§ WHAT THE TASK REQUIRES: Go over the entries and report the lines where the word "name" occurs.

(EXTRACTED MATERIAL)

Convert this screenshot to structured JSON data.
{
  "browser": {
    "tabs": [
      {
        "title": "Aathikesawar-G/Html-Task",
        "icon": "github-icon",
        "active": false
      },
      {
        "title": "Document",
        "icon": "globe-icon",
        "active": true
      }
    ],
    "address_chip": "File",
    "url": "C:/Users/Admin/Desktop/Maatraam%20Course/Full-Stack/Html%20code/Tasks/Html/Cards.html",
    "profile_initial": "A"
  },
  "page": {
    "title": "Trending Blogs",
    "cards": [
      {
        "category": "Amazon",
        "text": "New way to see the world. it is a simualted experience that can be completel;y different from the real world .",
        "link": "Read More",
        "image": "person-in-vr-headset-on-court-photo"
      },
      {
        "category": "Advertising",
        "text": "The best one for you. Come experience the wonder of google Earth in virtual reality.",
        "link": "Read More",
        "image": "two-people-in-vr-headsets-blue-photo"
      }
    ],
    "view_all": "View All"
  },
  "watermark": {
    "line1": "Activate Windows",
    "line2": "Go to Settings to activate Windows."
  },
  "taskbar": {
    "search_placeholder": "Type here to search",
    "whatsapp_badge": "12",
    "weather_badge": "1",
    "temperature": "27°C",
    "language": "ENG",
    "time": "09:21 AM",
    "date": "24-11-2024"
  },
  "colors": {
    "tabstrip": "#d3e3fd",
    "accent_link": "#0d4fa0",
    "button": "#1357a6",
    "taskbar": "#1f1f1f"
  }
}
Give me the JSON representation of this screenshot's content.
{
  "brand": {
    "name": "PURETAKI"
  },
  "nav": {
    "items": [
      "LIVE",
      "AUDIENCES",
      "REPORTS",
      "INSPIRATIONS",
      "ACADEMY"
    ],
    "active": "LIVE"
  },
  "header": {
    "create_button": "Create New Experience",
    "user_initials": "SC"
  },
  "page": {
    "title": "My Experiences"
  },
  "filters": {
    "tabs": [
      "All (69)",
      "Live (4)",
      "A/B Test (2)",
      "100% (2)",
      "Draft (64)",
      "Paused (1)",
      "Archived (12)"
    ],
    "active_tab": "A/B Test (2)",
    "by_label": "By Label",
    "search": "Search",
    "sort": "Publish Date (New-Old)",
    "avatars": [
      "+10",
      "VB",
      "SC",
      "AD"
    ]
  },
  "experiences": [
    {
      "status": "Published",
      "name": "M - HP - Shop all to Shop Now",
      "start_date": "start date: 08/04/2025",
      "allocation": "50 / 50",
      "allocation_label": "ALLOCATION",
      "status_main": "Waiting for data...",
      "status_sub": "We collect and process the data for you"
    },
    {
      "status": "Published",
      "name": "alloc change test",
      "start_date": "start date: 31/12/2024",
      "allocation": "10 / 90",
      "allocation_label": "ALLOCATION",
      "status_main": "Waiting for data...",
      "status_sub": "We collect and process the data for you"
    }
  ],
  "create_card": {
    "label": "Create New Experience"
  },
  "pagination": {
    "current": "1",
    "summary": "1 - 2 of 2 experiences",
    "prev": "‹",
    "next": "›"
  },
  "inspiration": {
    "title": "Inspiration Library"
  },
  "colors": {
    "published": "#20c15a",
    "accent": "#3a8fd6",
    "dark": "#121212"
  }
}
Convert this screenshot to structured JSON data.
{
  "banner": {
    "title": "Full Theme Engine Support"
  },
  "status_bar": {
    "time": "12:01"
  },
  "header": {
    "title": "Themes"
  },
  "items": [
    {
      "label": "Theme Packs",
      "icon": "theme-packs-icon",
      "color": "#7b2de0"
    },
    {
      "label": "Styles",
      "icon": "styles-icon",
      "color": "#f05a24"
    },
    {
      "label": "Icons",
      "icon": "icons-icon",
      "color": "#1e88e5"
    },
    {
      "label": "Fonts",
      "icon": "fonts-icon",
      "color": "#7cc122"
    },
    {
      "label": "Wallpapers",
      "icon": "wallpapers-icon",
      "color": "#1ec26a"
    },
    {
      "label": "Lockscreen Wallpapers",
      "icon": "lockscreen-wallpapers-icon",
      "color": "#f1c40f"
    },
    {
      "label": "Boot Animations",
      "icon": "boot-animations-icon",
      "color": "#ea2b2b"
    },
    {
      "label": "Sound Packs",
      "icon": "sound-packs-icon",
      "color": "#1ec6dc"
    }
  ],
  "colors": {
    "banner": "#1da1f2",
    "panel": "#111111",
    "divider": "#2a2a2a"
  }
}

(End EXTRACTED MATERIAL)

§ RESPONSE:
    "name": "PURETAKI"
      "name": "M - HP - Shop all to Shop Now",
      "name": "alloc change test",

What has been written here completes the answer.